In community after community, one of the most notable aspects of defining Jewish identity in the FSU is the memorialization of the Shoah. In some respects, Shoah memorialization is one of the strongest definitions of Jewish communal identity. And there's a very good reason for that. For so many years, Jews in the FSU weren't even allowed to recognize their dead publicly. In the rare places where Nazi massacres were commemorated, such as Babi Yar near Kiev, the victims were always seen by the Soviets as "victims of fascism." They were never recognized for what they were, Jews.

With the collapse of the USSR, a massive exploration of the Nazi atrocities was finally allowed to find its public voice.
And for communities that, sixty and seventy years ago, were never allowed to publicly mourn their dead as Jews, the new wave of memorials, lectures, statues and educational efforts are critical .... not just in remembering the past, but in defining their renewed Jewish identity.

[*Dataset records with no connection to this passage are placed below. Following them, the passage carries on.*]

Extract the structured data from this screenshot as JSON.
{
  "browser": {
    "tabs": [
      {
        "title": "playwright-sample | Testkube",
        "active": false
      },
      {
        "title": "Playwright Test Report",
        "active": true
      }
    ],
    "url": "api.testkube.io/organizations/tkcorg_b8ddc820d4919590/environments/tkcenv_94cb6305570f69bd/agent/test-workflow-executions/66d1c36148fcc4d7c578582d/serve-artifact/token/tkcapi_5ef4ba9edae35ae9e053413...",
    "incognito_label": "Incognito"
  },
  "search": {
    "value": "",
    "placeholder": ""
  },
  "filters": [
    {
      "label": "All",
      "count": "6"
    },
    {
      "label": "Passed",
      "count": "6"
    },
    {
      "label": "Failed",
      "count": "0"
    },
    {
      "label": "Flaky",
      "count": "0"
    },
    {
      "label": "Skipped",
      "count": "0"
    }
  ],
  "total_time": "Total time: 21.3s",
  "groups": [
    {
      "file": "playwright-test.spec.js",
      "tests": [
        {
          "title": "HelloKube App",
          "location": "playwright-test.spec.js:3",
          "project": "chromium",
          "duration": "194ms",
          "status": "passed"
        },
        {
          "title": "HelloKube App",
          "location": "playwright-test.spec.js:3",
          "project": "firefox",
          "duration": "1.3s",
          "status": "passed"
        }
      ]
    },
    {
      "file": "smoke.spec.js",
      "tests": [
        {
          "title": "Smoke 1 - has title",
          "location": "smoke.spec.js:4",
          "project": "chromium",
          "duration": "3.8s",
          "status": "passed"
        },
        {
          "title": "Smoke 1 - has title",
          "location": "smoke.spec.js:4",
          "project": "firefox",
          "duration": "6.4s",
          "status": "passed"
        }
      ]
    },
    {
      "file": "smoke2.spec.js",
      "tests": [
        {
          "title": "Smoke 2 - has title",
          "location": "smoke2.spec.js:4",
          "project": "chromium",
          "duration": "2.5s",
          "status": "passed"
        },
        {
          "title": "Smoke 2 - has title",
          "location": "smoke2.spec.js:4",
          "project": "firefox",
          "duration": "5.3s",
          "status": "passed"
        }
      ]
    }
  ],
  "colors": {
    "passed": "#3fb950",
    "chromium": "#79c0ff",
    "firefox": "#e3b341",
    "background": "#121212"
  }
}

Friday, April 5, 2013

Israel's social challenges

I've spent the last few days giving briefings to JDC supporters, specifically on Israel's greatest social challenges. The presentation has to provide people with a framework that's simple enough to be meaningful, but complex enough to provide "answers" on what these challenges contain.

With that in mind, I've tried to focus on three main areas of concern, showing how they impact Israeli society, what their impact has been, and what the Joint is doing about them ....

(1) Poverty. Various indicators show that the OECD poverty rate is about 26%. Israel's is (depending on how you count) 33% ... with demographics such as youth, elderly, Shoah survivors all at that rate of one-third. Some demographics are much, much higher: 58% of Arab-Israelis are under the poverty level. 68% of Ethiopian-Israelis are under the poverty level.

(2) Inequality. Israel's Gini Coefficient (the gap between our richest and poorest) is the widest in the western world. And it's getting wider. And if you thought that the social unrest two years ago, and the Trachtenberg Report, and the election results were the end of the story ... well, to paraphrase Churchill, they weren't even the beginning of the end. They may have been the end of the beginning. Maybe.

(3) Fragmentation. Every modern Western society has perhaps three or four major social cleavages, fissures that divide 'us' from 'them' in our society. Israel has at least 15 - major, significant, wrenching cleavages that disrupt social cohesion and make community-building and civil society more difficult to attain. For example: Left-Right, Center-Periphery, Jews-Arabs, Doves-Hawks, Greenline-Territories, Ashkenazi-Sephardi, Veterans-Immigrants, etc etc. You could probably think of more too.

Once these three issues are framed, we can have a meaningful conversation to have on what we can do and what we are doing.